-- DATA follows --
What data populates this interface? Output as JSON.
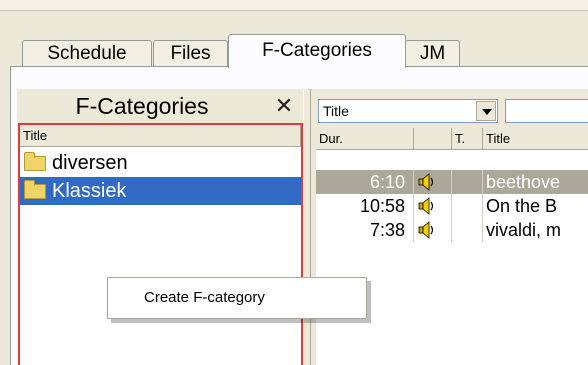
{
  "tabs": [
    {
      "label": "Schedule",
      "active": false
    },
    {
      "label": "Files",
      "active": false
    },
    {
      "label": "F-Categories",
      "active": true
    },
    {
      "label": "JM",
      "active": false
    }
  ],
  "left_panel": {
    "title": "F-Categories",
    "close_glyph": "✕",
    "column_header": "Title",
    "items": [
      {
        "label": "diversen",
        "icon": "folder-icon",
        "selected": false
      },
      {
        "label": "Klassiek",
        "icon": "folder-icon",
        "selected": true
      }
    ]
  },
  "right_panel": {
    "filter_select": {
      "value": "Title"
    },
    "search_input": {
      "value": ""
    },
    "columns": [
      "Dur.",
      "",
      "T.",
      "Title"
    ],
    "rows": [
      {
        "dur": "6:10",
        "icon": "speaker-icon",
        "t": "",
        "title": "beethove",
        "selected": true
      },
      {
        "dur": "10:58",
        "icon": "speaker-icon",
        "t": "",
        "title": "On the B",
        "selected": false
      },
      {
        "dur": "7:38",
        "icon": "speaker-icon",
        "t": "",
        "title": "vivaldi, m",
        "selected": false
      }
    ]
  },
  "context_menu": {
    "items": [
      {
        "label": "Create F-category"
      }
    ]
  },
  "colors": {
    "selection": "#316ac5",
    "inactive_selection": "#aca899",
    "focus_border": "#e03c3c",
    "face": "#ece9d8"
  }
}
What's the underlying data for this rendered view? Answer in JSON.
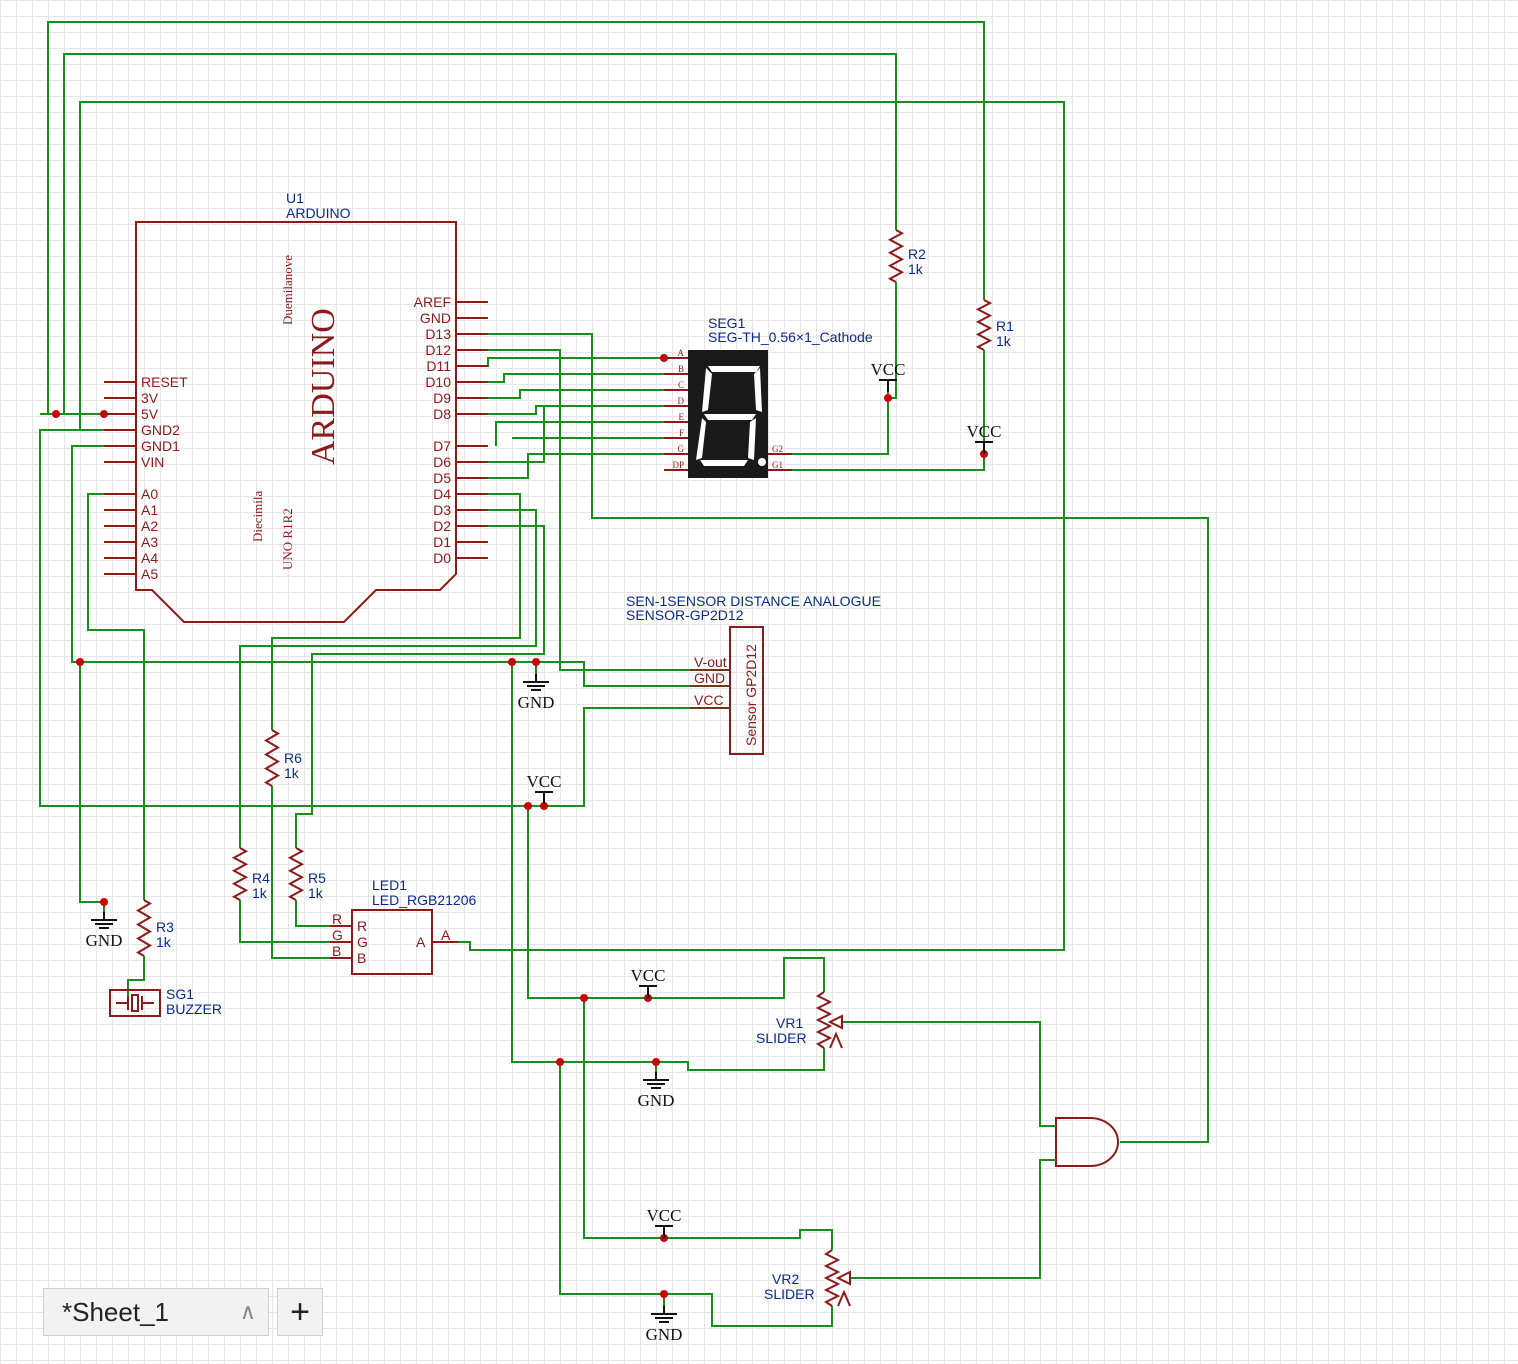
{
  "arduino": {
    "ref": "U1",
    "name": "ARDUINO",
    "logo": "ARDUINO",
    "board1": "Duemilanove",
    "board2": "Diecimila",
    "board3": "UNO R1R2",
    "left_pins": [
      "RESET",
      "3V",
      "5V",
      "GND2",
      "GND1",
      "VIN",
      "A0",
      "A1",
      "A2",
      "A3",
      "A4",
      "A5"
    ],
    "right_pins": [
      "AREF",
      "GND",
      "D13",
      "D12",
      "D11",
      "D10",
      "D9",
      "D8",
      "D7",
      "D6",
      "D5",
      "D4",
      "D3",
      "D2",
      "D1",
      "D0"
    ]
  },
  "seg": {
    "ref": "SEG1",
    "name": "SEG-TH_0.56×1_Cathode",
    "pins_left": [
      "A",
      "B",
      "C",
      "D",
      "E",
      "F",
      "G",
      "DP"
    ],
    "pins_right": [
      "G2",
      "G1"
    ]
  },
  "r1": {
    "ref": "R1",
    "val": "1k"
  },
  "r2": {
    "ref": "R2",
    "val": "1k"
  },
  "r3": {
    "ref": "R3",
    "val": "1k"
  },
  "r4": {
    "ref": "R4",
    "val": "1k"
  },
  "r5": {
    "ref": "R5",
    "val": "1k"
  },
  "r6": {
    "ref": "R6",
    "val": "1k"
  },
  "sensor": {
    "title1": "SEN-1SENSOR DISTANCE ANALOGUE",
    "title2": "SENSOR-GP2D12",
    "body": "Sensor GP2D12",
    "pins": [
      "V-out",
      "GND",
      "VCC"
    ]
  },
  "led": {
    "ref": "LED1",
    "name": "LED_RGB21206",
    "pins_in": [
      "R",
      "G",
      "B"
    ],
    "inner": [
      "R",
      "G",
      "B"
    ],
    "pin_a": "A",
    "inner_a": "A"
  },
  "buzzer": {
    "ref": "SG1",
    "name": "BUZZER"
  },
  "vr1": {
    "ref": "VR1",
    "name": "SLIDER"
  },
  "vr2": {
    "ref": "VR2",
    "name": "SLIDER"
  },
  "power": {
    "vcc": "VCC",
    "gnd": "GND"
  },
  "colors": {
    "wire": "#1f8a1f",
    "part": "#8b1a1a",
    "label": "#0a2a8a",
    "junction": "#cc0000"
  },
  "sheet": {
    "tab_label": "*Sheet_1",
    "add_label": "+"
  }
}
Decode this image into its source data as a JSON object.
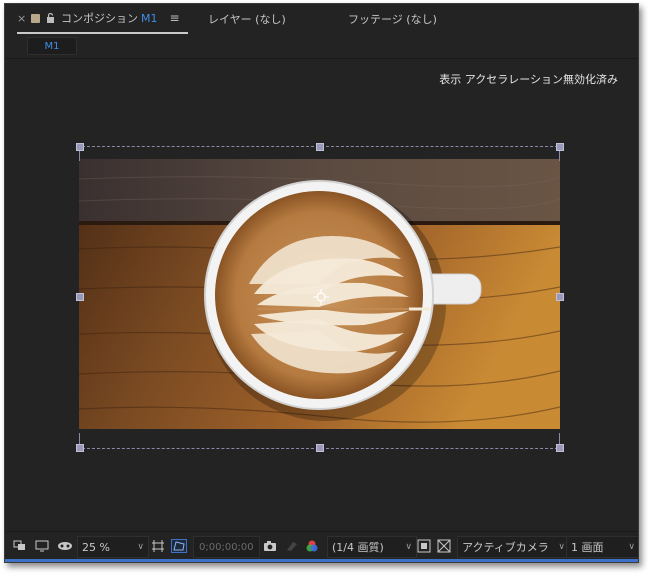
{
  "tabs": {
    "composition": {
      "label": "コンポジション",
      "comp_name": "M1"
    },
    "layer": {
      "label": "レイヤー (なし)"
    },
    "footage": {
      "label": "フッテージ (なし)"
    }
  },
  "subtabs": [
    {
      "label": "M1"
    }
  ],
  "viewer": {
    "status_text": "表示 アクセラレーション無効化済み"
  },
  "toolbar": {
    "zoom": "25 %",
    "timecode": "0;00;00;00",
    "resolution": "(1/4 画質)",
    "camera": "アクティブカメラ",
    "views": "1 画面"
  },
  "icons": {
    "close": "close-icon",
    "lock": "lock-icon",
    "menu": "hamburger-menu-icon"
  },
  "colors": {
    "accent_blue": "#3d8ee6",
    "panel_bg": "#232323",
    "handle": "#9a9ab8"
  }
}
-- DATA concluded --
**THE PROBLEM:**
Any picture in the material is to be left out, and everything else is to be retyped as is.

**RESULT FOR THIS TASK:**
What data populates this interface? Output as JSON.
{
  "tabs": [
    {
      "label": "Schedule",
      "active": false
    },
    {
      "label": "Files",
      "active": false
    },
    {
      "label": "F-Categories",
      "active": true
    },
    {
      "label": "JM",
      "active": false
    }
  ],
  "left_panel": {
    "title": "F-Categories",
    "close_glyph": "✕",
    "column_header": "Title",
    "items": [
      {
        "label": "diversen",
        "icon": "folder-icon",
        "selected": false
      },
      {
        "label": "Klassiek",
        "icon": "folder-icon",
        "selected": true
      }
    ]
  },
  "right_panel": {
    "filter_select": {
      "value": "Title"
    },
    "search_input": {
      "value": ""
    },
    "columns": [
      "Dur.",
      "",
      "T.",
      "Title"
    ],
    "rows": [
      {
        "dur": "6:10",
        "icon": "speaker-icon",
        "t": "",
        "title": "beethove",
        "selected": true
      },
      {
        "dur": "10:58",
        "icon": "speaker-icon",
        "t": "",
        "title": "On the B",
        "selected": false
      },
      {
        "dur": "7:38",
        "icon": "speaker-icon",
        "t": "",
        "title": "vivaldi, m",
        "selected": false
      }
    ]
  },
  "context_menu": {
    "items": [
      {
        "label": "Create F-category"
      }
    ]
  },
  "colors": {
    "selection": "#316ac5",
    "inactive_selection": "#aca899",
    "focus_border": "#e03c3c",
    "face": "#ece9d8"
  }
}
What's the underlying data for this rendered view? Answer in JSON.
{
  "arduino": {
    "ref": "U1",
    "name": "ARDUINO",
    "logo": "ARDUINO",
    "board1": "Duemilanove",
    "board2": "Diecimila",
    "board3": "UNO R1R2",
    "left_pins": [
      "RESET",
      "3V",
      "5V",
      "GND2",
      "GND1",
      "VIN",
      "A0",
      "A1",
      "A2",
      "A3",
      "A4",
      "A5"
    ],
    "right_pins": [
      "AREF",
      "GND",
      "D13",
      "D12",
      "D11",
      "D10",
      "D9",
      "D8",
      "D7",
      "D6",
      "D5",
      "D4",
      "D3",
      "D2",
      "D1",
      "D0"
    ]
  },
  "seg": {
    "ref": "SEG1",
    "name": "SEG-TH_0.56×1_Cathode",
    "pins_left": [
      "A",
      "B",
      "C",
      "D",
      "E",
      "F",
      "G",
      "DP"
    ],
    "pins_right": [
      "G2",
      "G1"
    ]
  },
  "r1": {
    "ref": "R1",
    "val": "1k"
  },
  "r2": {
    "ref": "R2",
    "val": "1k"
  },
  "r3": {
    "ref": "R3",
    "val": "1k"
  },
  "r4": {
    "ref": "R4",
    "val": "1k"
  },
  "r5": {
    "ref": "R5",
    "val": "1k"
  },
  "r6": {
    "ref": "R6",
    "val": "1k"
  },
  "sensor": {
    "title1": "SEN-1SENSOR DISTANCE ANALOGUE",
    "title2": "SENSOR-GP2D12",
    "body": "Sensor GP2D12",
    "pins": [
      "V-out",
      "GND",
      "VCC"
    ]
  },
  "led": {
    "ref": "LED1",
    "name": "LED_RGB21206",
    "pins_in": [
      "R",
      "G",
      "B"
    ],
    "inner": [
      "R",
      "G",
      "B"
    ],
    "pin_a": "A",
    "inner_a": "A"
  },
  "buzzer": {
    "ref": "SG1",
    "name": "BUZZER"
  },
  "vr1": {
    "ref": "VR1",
    "name": "SLIDER"
  },
  "vr2": {
    "ref": "VR2",
    "name": "SLIDER"
  },
  "power": {
    "vcc": "VCC",
    "gnd": "GND"
  },
  "colors": {
    "wire": "#1f8a1f",
    "part": "#8b1a1a",
    "label": "#0a2a8a",
    "junction": "#cc0000"
  },
  "sheet": {
    "tab_label": "*Sheet_1",
    "add_label": "+"
  }
}
Decode this image into its source data as a JSON object.
{
  "tabs": {
    "composition": {
      "label": "コンポジション",
      "comp_name": "M1"
    },
    "layer": {
      "label": "レイヤー (なし)"
    },
    "footage": {
      "label": "フッテージ (なし)"
    }
  },
  "subtabs": [
    {
      "label": "M1"
    }
  ],
  "viewer": {
    "status_text": "表示 アクセラレーション無効化済み"
  },
  "toolbar": {
    "zoom": "25 %",
    "timecode": "0;00;00;00",
    "resolution": "(1/4 画質)",
    "camera": "アクティブカメラ",
    "views": "1 画面"
  },
  "icons": {
    "close": "close-icon",
    "lock": "lock-icon",
    "menu": "hamburger-menu-icon"
  },
  "colors": {
    "accent_blue": "#3d8ee6",
    "panel_bg": "#232323",
    "handle": "#9a9ab8"
  }
}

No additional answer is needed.